Your answer is a copy of every line in the records where "screenshot" appears.

• **Web page and app entries**
******

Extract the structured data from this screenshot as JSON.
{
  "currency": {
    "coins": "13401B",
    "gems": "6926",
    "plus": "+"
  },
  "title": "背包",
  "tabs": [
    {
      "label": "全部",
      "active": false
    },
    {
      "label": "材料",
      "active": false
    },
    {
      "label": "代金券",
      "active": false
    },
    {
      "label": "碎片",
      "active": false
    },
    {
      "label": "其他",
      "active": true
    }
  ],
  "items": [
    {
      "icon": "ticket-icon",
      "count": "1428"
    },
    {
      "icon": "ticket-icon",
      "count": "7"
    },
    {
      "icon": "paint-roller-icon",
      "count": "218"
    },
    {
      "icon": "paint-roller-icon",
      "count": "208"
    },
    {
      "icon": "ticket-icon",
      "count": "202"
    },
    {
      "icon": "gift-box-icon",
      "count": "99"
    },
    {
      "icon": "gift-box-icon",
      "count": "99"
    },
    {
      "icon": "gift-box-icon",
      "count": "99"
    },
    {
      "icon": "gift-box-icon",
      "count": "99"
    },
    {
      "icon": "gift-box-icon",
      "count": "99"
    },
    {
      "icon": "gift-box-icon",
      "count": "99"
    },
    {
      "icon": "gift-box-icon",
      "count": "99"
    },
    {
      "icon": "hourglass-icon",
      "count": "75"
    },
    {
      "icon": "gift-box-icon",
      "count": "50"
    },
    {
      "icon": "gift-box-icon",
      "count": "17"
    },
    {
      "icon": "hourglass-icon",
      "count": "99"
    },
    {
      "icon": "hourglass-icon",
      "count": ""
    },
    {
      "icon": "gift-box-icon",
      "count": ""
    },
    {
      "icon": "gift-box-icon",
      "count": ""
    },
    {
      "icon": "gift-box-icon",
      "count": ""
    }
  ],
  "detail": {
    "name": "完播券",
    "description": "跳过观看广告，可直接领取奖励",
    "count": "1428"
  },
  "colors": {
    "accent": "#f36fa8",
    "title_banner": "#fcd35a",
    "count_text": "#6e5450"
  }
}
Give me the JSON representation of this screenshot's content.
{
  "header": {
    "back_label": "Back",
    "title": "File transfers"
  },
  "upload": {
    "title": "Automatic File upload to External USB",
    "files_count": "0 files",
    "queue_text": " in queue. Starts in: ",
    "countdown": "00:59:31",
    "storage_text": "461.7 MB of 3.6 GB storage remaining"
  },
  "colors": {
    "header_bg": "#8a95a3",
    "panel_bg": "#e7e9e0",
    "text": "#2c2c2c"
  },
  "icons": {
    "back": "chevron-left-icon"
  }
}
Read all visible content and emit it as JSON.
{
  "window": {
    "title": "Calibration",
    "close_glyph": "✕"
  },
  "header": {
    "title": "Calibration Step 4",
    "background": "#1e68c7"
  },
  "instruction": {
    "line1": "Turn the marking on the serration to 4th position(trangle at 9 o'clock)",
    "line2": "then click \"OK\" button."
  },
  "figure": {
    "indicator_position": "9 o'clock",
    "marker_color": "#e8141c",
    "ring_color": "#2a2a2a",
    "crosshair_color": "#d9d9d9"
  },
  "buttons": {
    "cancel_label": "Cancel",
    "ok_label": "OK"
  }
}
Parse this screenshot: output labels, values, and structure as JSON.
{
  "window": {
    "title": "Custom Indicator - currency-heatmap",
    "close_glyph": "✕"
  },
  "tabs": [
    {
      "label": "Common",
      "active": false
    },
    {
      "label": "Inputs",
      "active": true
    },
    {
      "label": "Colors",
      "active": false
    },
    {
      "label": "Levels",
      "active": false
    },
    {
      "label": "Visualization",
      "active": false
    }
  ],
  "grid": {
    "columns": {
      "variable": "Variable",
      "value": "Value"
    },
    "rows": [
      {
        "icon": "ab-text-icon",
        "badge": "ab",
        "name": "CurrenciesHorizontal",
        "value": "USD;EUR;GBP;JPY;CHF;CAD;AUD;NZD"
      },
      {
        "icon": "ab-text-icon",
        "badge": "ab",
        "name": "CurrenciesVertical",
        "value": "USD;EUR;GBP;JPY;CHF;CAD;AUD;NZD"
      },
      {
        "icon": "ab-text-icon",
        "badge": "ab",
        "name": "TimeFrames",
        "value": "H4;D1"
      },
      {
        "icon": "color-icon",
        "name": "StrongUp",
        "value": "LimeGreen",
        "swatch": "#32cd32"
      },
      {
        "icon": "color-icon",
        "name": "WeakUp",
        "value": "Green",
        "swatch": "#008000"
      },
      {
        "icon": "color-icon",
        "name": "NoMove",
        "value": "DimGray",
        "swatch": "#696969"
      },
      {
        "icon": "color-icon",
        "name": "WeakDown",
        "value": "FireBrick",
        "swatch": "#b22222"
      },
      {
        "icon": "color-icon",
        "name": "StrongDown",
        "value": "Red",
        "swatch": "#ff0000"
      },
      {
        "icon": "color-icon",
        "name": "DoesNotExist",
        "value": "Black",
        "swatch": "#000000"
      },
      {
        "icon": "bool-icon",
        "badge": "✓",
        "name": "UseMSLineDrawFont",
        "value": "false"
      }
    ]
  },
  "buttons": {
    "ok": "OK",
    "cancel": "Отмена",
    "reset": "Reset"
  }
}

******

• **Your solution**
Extract the structured data from this screenshot as JSON.
Give me the JSON representation of this screenshot's content.
Parse this screenshot: output labels, values, and structure as JSON.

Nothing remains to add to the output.